• _YOUR GOAL_
Look for "JSON" in the listing below. Gather each line that contains it.

• _DATA LISTING_
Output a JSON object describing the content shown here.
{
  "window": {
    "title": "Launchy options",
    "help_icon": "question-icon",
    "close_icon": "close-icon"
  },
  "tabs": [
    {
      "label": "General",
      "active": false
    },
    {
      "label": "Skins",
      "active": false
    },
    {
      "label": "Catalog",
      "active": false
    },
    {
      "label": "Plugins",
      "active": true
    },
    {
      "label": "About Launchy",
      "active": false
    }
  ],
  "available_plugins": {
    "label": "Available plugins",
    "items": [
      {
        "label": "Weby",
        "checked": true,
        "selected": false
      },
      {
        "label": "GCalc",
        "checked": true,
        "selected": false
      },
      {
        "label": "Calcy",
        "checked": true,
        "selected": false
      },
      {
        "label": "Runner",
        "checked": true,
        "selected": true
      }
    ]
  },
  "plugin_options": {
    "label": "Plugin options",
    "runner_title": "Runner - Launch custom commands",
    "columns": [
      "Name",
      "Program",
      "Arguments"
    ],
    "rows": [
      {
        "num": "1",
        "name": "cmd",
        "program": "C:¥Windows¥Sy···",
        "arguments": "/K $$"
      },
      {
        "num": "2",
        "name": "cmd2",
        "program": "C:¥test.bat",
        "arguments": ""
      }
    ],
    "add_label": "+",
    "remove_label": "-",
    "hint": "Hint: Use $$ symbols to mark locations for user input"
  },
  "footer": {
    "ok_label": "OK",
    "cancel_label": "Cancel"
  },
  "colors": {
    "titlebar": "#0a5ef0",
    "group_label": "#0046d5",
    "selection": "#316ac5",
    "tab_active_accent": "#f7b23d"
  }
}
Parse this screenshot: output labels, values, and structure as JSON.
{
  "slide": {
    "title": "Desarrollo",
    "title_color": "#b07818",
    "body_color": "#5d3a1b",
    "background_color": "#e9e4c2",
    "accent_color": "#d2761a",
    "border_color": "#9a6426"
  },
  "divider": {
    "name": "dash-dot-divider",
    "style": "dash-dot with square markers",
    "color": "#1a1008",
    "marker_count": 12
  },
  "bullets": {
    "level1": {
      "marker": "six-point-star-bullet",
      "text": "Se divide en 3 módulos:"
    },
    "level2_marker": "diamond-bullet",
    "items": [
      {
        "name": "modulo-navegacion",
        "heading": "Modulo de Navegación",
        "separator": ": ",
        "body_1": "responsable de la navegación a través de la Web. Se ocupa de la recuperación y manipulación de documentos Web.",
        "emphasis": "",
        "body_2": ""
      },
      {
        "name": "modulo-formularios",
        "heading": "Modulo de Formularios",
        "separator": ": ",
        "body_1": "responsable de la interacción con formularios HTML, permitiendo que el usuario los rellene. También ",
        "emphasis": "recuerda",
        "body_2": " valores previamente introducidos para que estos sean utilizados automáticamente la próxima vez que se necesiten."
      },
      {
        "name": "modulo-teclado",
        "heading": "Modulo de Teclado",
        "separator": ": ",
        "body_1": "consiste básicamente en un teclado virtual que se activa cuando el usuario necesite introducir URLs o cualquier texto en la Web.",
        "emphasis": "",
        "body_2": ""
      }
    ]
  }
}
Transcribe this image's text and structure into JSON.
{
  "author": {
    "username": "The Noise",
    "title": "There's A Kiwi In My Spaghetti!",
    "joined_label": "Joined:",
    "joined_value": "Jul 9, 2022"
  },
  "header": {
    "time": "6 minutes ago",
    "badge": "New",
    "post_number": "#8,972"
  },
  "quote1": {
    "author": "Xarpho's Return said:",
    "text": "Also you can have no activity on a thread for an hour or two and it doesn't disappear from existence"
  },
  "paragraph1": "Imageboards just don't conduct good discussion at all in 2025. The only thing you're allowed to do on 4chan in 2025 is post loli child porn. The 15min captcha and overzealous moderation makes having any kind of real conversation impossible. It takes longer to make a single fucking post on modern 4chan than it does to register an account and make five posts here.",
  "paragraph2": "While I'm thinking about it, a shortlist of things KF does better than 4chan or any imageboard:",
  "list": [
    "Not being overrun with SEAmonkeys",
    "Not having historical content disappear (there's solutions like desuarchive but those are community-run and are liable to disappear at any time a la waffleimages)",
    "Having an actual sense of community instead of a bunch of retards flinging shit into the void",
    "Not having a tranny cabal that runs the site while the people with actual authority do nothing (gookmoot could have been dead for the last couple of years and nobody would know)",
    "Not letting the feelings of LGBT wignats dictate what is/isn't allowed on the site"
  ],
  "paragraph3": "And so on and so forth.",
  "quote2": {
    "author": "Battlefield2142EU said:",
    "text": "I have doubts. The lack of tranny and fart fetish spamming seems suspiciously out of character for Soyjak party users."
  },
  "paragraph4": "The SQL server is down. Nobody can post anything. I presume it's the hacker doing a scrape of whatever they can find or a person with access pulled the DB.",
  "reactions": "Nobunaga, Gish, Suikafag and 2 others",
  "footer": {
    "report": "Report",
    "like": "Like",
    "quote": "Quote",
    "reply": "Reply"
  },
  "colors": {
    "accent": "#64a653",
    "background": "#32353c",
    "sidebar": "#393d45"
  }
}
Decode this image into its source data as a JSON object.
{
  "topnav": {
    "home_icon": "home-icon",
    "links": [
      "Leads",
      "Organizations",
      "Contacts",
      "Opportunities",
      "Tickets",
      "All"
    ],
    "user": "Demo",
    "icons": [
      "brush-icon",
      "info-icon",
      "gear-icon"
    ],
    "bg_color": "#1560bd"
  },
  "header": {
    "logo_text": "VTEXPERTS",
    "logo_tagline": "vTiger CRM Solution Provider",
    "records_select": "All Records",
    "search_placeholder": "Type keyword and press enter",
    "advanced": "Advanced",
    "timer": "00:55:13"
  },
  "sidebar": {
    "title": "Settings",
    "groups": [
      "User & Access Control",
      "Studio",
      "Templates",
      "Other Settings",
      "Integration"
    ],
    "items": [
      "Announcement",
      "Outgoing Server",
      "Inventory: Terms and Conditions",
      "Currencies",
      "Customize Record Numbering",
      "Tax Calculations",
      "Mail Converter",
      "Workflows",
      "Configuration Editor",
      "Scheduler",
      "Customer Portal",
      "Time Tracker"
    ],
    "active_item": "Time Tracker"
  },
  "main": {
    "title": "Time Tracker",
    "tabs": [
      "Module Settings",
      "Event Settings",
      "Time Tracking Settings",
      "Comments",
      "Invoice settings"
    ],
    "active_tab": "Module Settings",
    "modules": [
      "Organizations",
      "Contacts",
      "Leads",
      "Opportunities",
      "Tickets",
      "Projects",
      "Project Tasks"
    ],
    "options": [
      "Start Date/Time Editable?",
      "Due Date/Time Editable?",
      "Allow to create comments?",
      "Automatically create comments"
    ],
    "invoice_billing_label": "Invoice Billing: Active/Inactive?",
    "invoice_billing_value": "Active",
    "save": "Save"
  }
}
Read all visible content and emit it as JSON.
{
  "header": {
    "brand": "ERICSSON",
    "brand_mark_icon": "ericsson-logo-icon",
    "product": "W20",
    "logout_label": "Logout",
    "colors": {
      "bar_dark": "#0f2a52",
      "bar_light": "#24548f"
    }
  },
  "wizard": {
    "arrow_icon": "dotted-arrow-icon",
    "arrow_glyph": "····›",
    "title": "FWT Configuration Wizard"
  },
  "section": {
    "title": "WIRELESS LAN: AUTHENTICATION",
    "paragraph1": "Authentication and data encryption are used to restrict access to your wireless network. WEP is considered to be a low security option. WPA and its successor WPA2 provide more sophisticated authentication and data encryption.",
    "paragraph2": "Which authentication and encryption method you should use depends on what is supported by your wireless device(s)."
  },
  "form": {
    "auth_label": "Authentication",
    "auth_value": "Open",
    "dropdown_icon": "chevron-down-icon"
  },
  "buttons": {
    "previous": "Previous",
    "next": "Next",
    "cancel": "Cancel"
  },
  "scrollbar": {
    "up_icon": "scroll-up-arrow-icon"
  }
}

• _ANSWER TO THIS EXERCISE_
Output a JSON object describing the content shown here.
Parse this screenshot: output labels, values, and structure as JSON.
Transcribe this image's text and structure into JSON.
Decode this image into its source data as a JSON object.
Read all visible content and emit it as JSON.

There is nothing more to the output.